■ **Work instruction**
Please work out how many lines below contain the word "nREADER", and reply with only that number.

━━━

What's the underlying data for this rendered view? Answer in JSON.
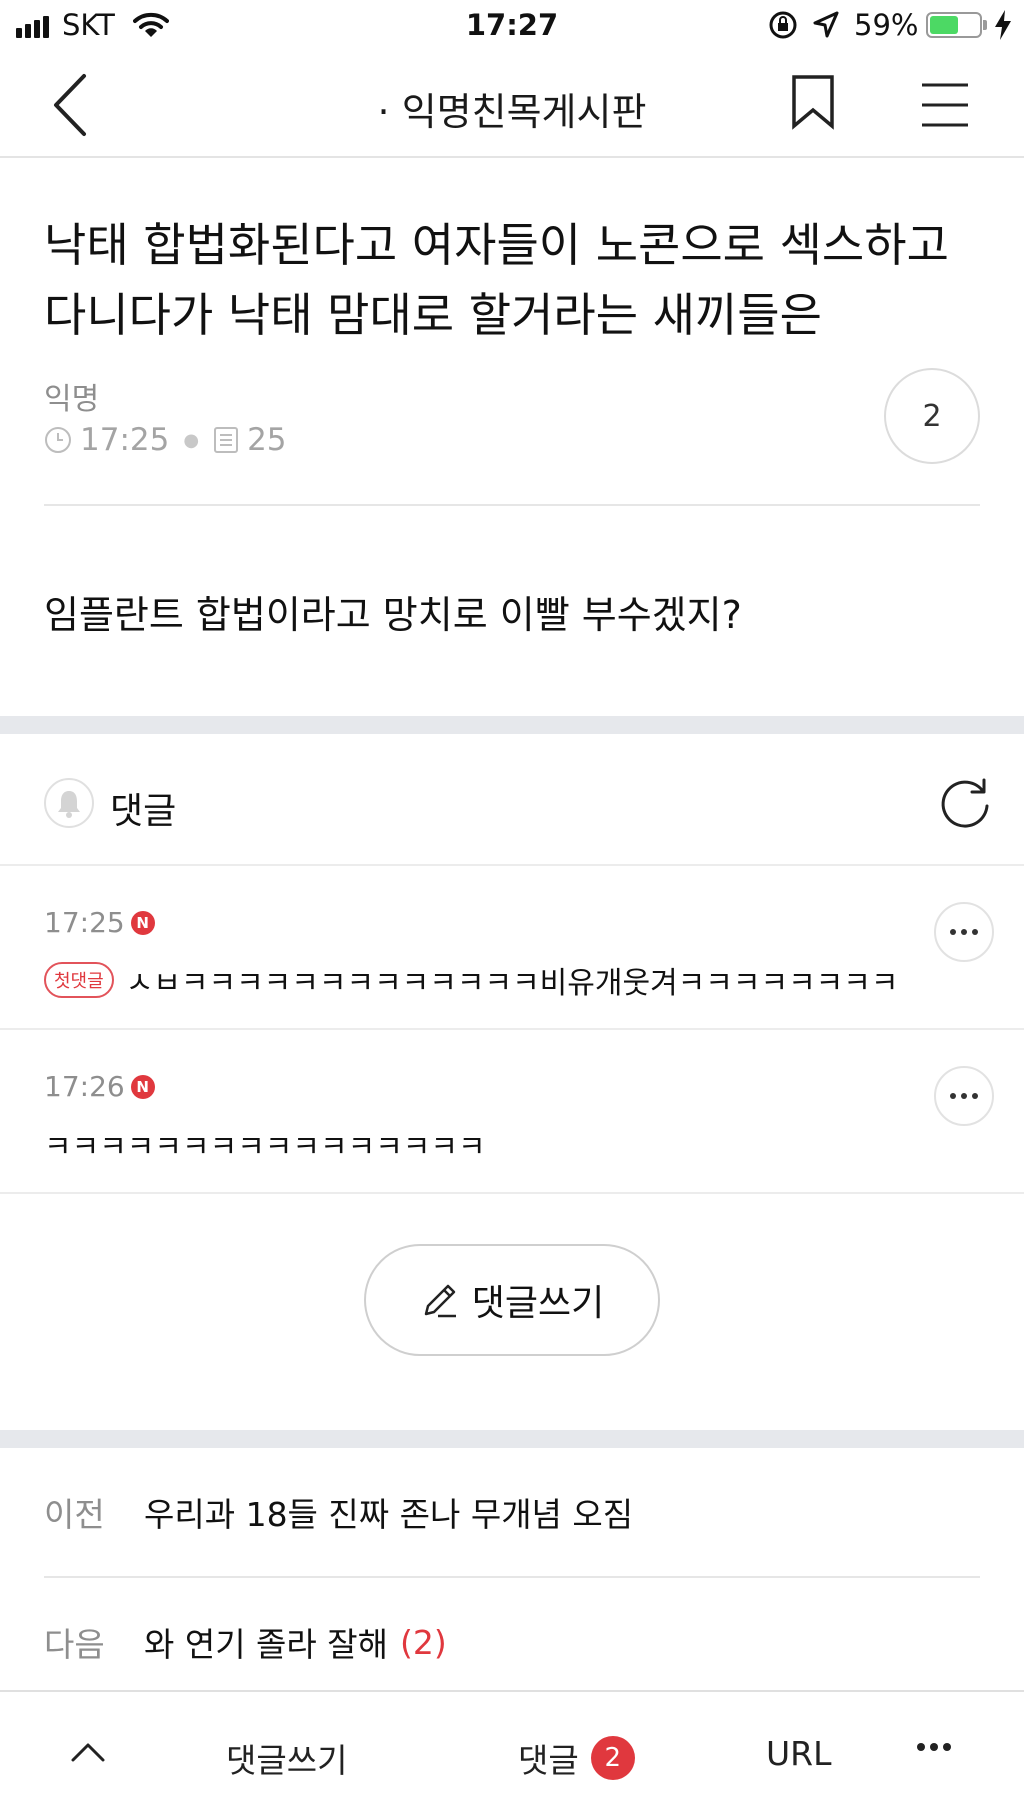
{
  "status_bar": {
    "carrier": "SKT",
    "time": "17:27",
    "battery": "59%",
    "battery_level": 0.59
  },
  "nav": {
    "title": "· 익명친목게시판",
    "back_icon": "chevron-left-icon",
    "bookmark_icon": "bookmark-icon",
    "menu_icon": "hamburger-menu-icon"
  },
  "post": {
    "title": "낙태 합법화된다고 여자들이 노콘으로 섹스하고 다니다가 낙태 맘대로 할거라는 새끼들은",
    "author": "익명",
    "time": "17:25",
    "views": "25",
    "comment_count": "2",
    "body": "임플란트 합법이라고 망치로 이빨 부수겠지?"
  },
  "comments": {
    "header": "댓글",
    "items": [
      {
        "time": "17:25",
        "new_badge": "N",
        "first_badge": "첫댓글",
        "text": "ㅅㅂㅋㅋㅋㅋㅋㅋㅋㅋㅋㅋㅋㅋㅋ비유개웃겨ㅋㅋㅋㅋㅋㅋㅋㅋ"
      },
      {
        "time": "17:26",
        "new_badge": "N",
        "first_badge": "",
        "text": "ㅋㅋㅋㅋㅋㅋㅋㅋㅋㅋㅋㅋㅋㅋㅋㅋ"
      }
    ],
    "write_button": "댓글쓰기"
  },
  "navigation": {
    "prev_label": "이전",
    "prev_title": "우리과 18들 진짜 존나 무개념 오짐",
    "next_label": "다음",
    "next_title": "와 연기 졸라 잘해",
    "next_count": "(2)"
  },
  "toolbar": {
    "write": "댓글쓰기",
    "comments": "댓글",
    "comments_badge": "2",
    "url": "URL"
  },
  "colors": {
    "accent_red": "#e0383e",
    "battery_green": "#4cd964",
    "band_gray": "#e6e8ec"
  }
}
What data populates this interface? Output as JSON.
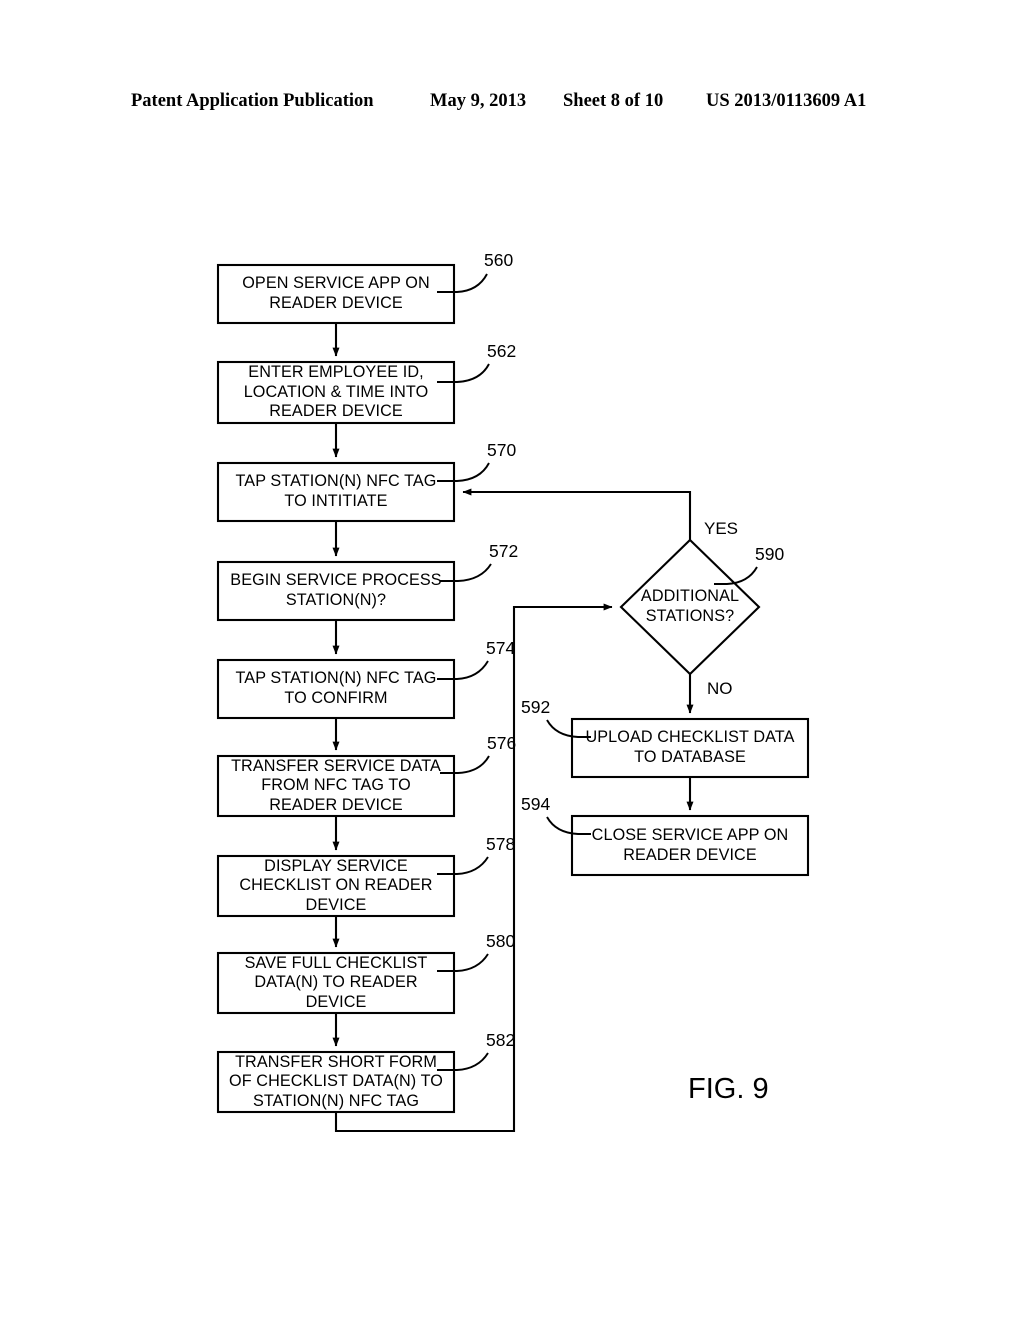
{
  "header": {
    "publication": "Patent Application Publication",
    "date": "May 9, 2013",
    "sheet": "Sheet 8 of 10",
    "patent_number": "US 2013/0113609 A1"
  },
  "figure": {
    "caption": "FIG. 9",
    "nodes": [
      {
        "ref": "560",
        "shape": "process",
        "text": "OPEN SERVICE APP ON\nREADER DEVICE"
      },
      {
        "ref": "562",
        "shape": "process",
        "text": "ENTER EMPLOYEE ID,\nLOCATION & TIME INTO\nREADER DEVICE"
      },
      {
        "ref": "570",
        "shape": "process",
        "text": "TAP STATION(N) NFC TAG\nTO INTITIATE"
      },
      {
        "ref": "572",
        "shape": "process",
        "text": "BEGIN SERVICE PROCESS\nSTATION(N)?"
      },
      {
        "ref": "574",
        "shape": "process",
        "text": "TAP STATION(N) NFC TAG\nTO CONFIRM"
      },
      {
        "ref": "576",
        "shape": "process",
        "text": "TRANSFER SERVICE DATA\nFROM NFC TAG TO\nREADER DEVICE"
      },
      {
        "ref": "578",
        "shape": "process",
        "text": "DISPLAY SERVICE\nCHECKLIST ON READER\nDEVICE"
      },
      {
        "ref": "580",
        "shape": "process",
        "text": "SAVE FULL CHECKLIST\nDATA(N) TO READER\nDEVICE"
      },
      {
        "ref": "582",
        "shape": "process",
        "text": "TRANSFER SHORT FORM\nOF CHECKLIST DATA(N) TO\nSTATION(N) NFC TAG"
      },
      {
        "ref": "590",
        "shape": "decision",
        "text": "ADDITIONAL\nSTATIONS?"
      },
      {
        "ref": "592",
        "shape": "process",
        "text": "UPLOAD CHECKLIST DATA\nTO DATABASE"
      },
      {
        "ref": "594",
        "shape": "process",
        "text": "CLOSE SERVICE APP ON\nREADER DEVICE"
      }
    ],
    "branch_labels": {
      "yes": "YES",
      "no": "NO"
    }
  },
  "colors": {
    "ink": "#000000",
    "paper": "#ffffff"
  }
}
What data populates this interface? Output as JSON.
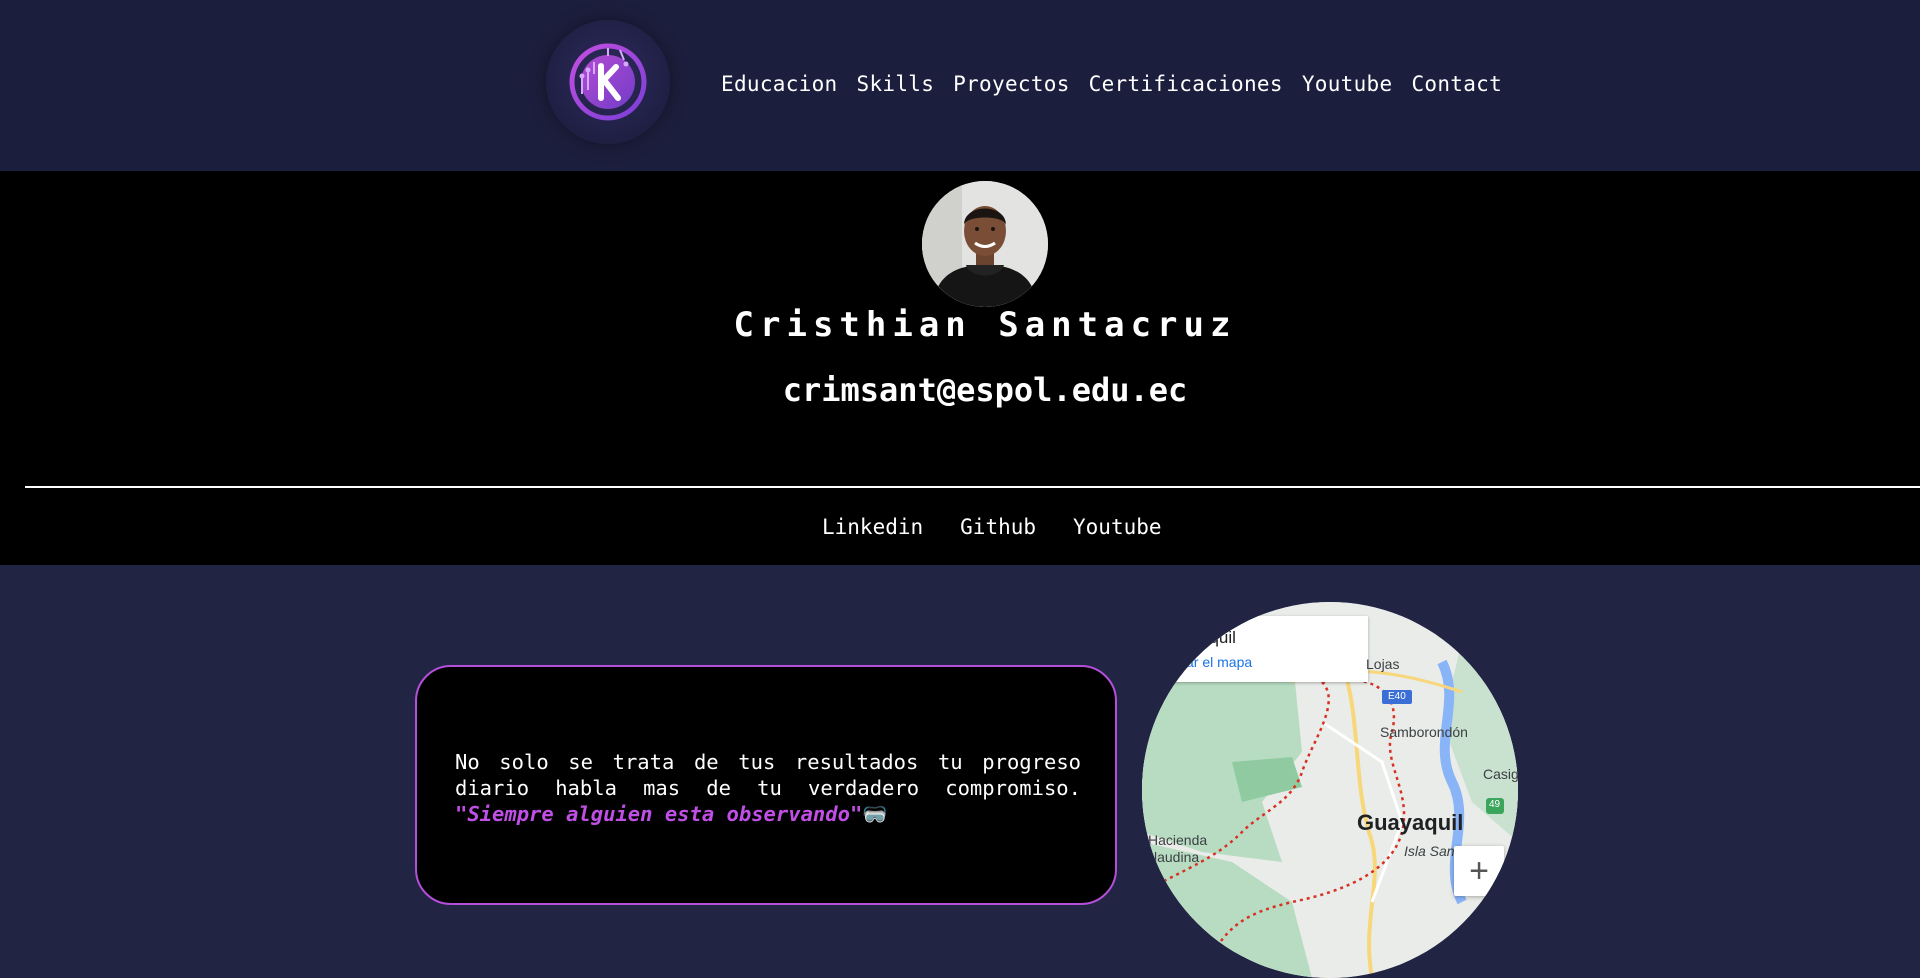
{
  "header": {
    "nav": [
      {
        "label": "Educacion"
      },
      {
        "label": "Skills"
      },
      {
        "label": "Proyectos"
      },
      {
        "label": "Certificaciones"
      },
      {
        "label": "Youtube"
      },
      {
        "label": "Contact"
      }
    ]
  },
  "profile": {
    "name": "Cristhian Santacruz",
    "email": "crimsant@espol.edu.ec",
    "social": [
      {
        "label": "Linkedin"
      },
      {
        "label": "Github"
      },
      {
        "label": "Youtube"
      }
    ]
  },
  "quote": {
    "text": "No solo se trata de tus resultados tu progreso diario habla mas de tu verdadero compromiso.",
    "highlight": "\"Siempre alguien esta observando\"",
    "emoji": "🥽"
  },
  "map": {
    "card_title": "aquil",
    "card_link": "pliar el mapa",
    "labels": {
      "lojas": "Lojas",
      "e40": "E40",
      "samborondon": "Samborondón",
      "casigu": "Casigu",
      "r49": "49",
      "guayaquil": "Guayaquil",
      "hacienda": "Hacienda",
      "claudina": "laudina",
      "isla_san": "Isla San"
    },
    "zoom_in": "+"
  },
  "colors": {
    "header_bg": "#1c1e3d",
    "page_bg": "#222444",
    "accent": "#b34fd9",
    "highlight": "#c04fe6"
  }
}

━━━

■ **Finished exercise**
4